Yorkshire True Grit is the ultimate off road cycling adventure challenge that takes you across the stunning North York Moors using a combination of public bridleways and private tracks.

This years event was held over the weekend of Saturday 24th & Sunday 25th June and after a meeting with Snilesworth Estates head Gamekeeper Jimmy Shuttlewood, they included this informative piece into the participants information packs.

“The North York Moors is a conservation area, and part of the area that you will be cycling through is the Snilesworth Estate. They manage the world’s most successful conservation area; and this is privately funded by the sale of Grouse that are shot. 

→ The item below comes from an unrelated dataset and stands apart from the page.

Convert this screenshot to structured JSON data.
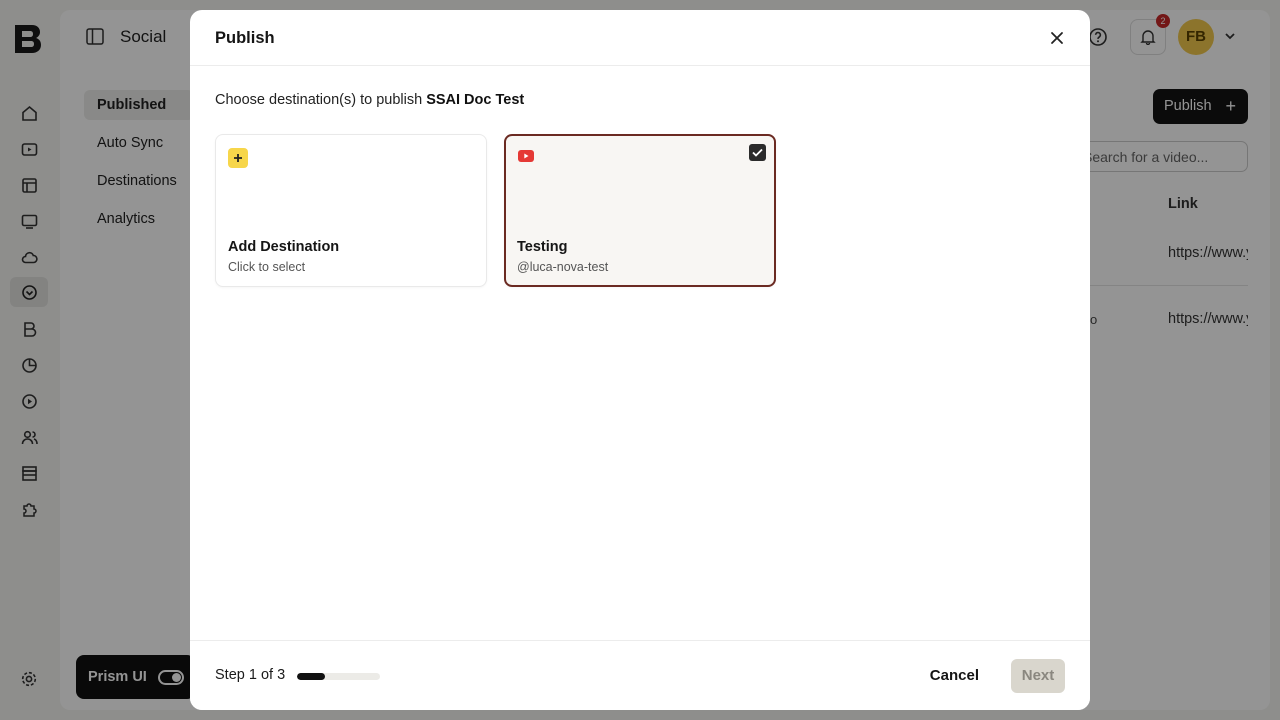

You may see Red Grouse, which can only be found in the British Isles, and other birds as you are taking part in Yorkshire True Grit. The gravel tracks that we have been given permission to use for this event are to access shooting butts and for the management of the moor. These tracks cross stunning heather moorland; 75% of the world’s heather is in the British Isles and the largest single area of heather is on the North York Moors. The management of the heather and the moors for Grouse Shooting has led to the increase in numbers of Curlew, Lapwing, Golden Plover and Merlin, and all thrive better here than anywhere else in the country. 
All of these birds and the Red Grouse are ground nesting birds – this means the young are on the ground for around 6 weeks before they fly and disturbance can separate the young from their nesting site and if this happens they are likely to die.  If you come across any young birds whilst you cycle Yorkshire True Grit, we would urge you to be mindful of this and ask you to move cautiously around them. The moors are not saturated with Grouse as this would upset the natural balance of this eco-system – each breeding pair needs 4 acres of heather to survive on the moorland! 
The management of the moors injects around £1m into the local economy.”
Another great way of informing the general public about a small section of the good work that is done on our moors.